The House of Djinn
The House of Djinn
Farrar, Straus and Giroux (BYR), Hardcover, 9780374399368, 224pp.
Publication Date: April 1, 2008
It has been ten years since Shabanu staged her death to secure the safety of her daughter, Mumtaz, from her husband's murderous brother. Mumtaz has been raised by her father's family with the education and security her mother desired for her, but with little understanding and love. Only her American cousin Jameel, her closest confidant and friend, and the beloved family patriarch, Baba, understand the pain of her loneliness. When Baba unexpectedly dies, Jameel's succession as the Amirzai tribal leader and the arrangement of his marriage to Mumtaz are revealed, causing both to question whether fulfilling their duty to the family is worth giving up their dreams for the future.
A commanding sequel to the novels "Shabanu: Daughter of the Wind" and "Haveli," "The House of Djinn "stands on its own. Suzanne Fisher Staples returns to modern-day Pakistan to reexamine the juxtaposition of traditional Islamic values with modern ideals of love.
"The House of Djinn" is a 2009 Bank Street - Best Children's Book of the Year.
"Atmospheric and suspenseful...Western and Islamic ways clash, yet the author so thoroughly immerses readers in the setting that few will want to judge. Like most of Staples’s fiction, this work significantly enlarges the reader’s understanding of a complex society" —Starred, Publishers Weekly "Eloquently written...Staples skillfully draws readers into the complicated web of relationships in the fictional Amirzai family in this fascinating tale of the conflict between tribal tradition and modernization in contemporary Pakistan." —Starred, Kirkus Reviews "Splendidly drawn...moves along quickly and intensely with elements of intrigue and adventure, holding readers' attention and sympathies." —School Library Journal "Readers will ponder the questions about responsibility and freedom Staples raises in the intriguing marriage drama." —Booklist "The skirmishes, intrigues, and loves of the colorful Pakistani/ American tribal family give this book the tenor of a short dynastic epic with a touch of the supernatural thrown in. . . . Staples's attention to sensual detail (the smell of camphor and ginger blossoms, tuberoses and jasmine; the image and sound of the gardeners clipping ;monsoon-green' grass with steel scissors) and quick-paced plotting make it a thoroughly absorbing read." —The Horn Book
“Staples includes rich, descriptive detail throughout the narrative and incorporates details of contemporary Pakistani life.” —VOYA

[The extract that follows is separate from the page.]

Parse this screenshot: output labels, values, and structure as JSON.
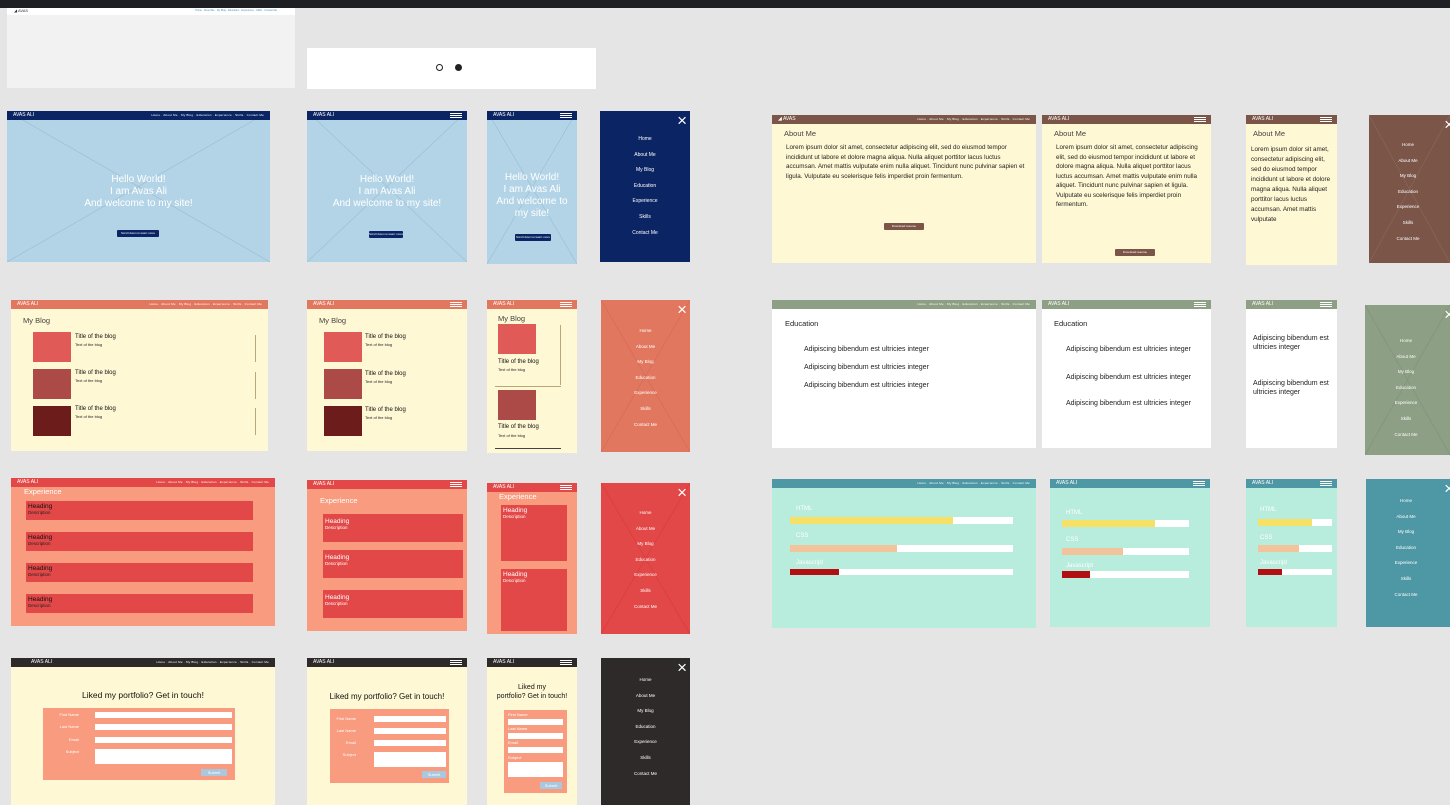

"Through her stories, Staples presents the uneasy mixture of ancient tribal traditions and modern social and governmental principles. . . . She immerses readers in the local life with descriptions of crowded streets, rich food, garden workers . . . and shopping in a burqa." —The Sacramento Bee "Staples transports readers into a land that is at once foreign and familiar, as matters of culture and family collide with matters of the heart." —Bulletin for the Center of Children's Books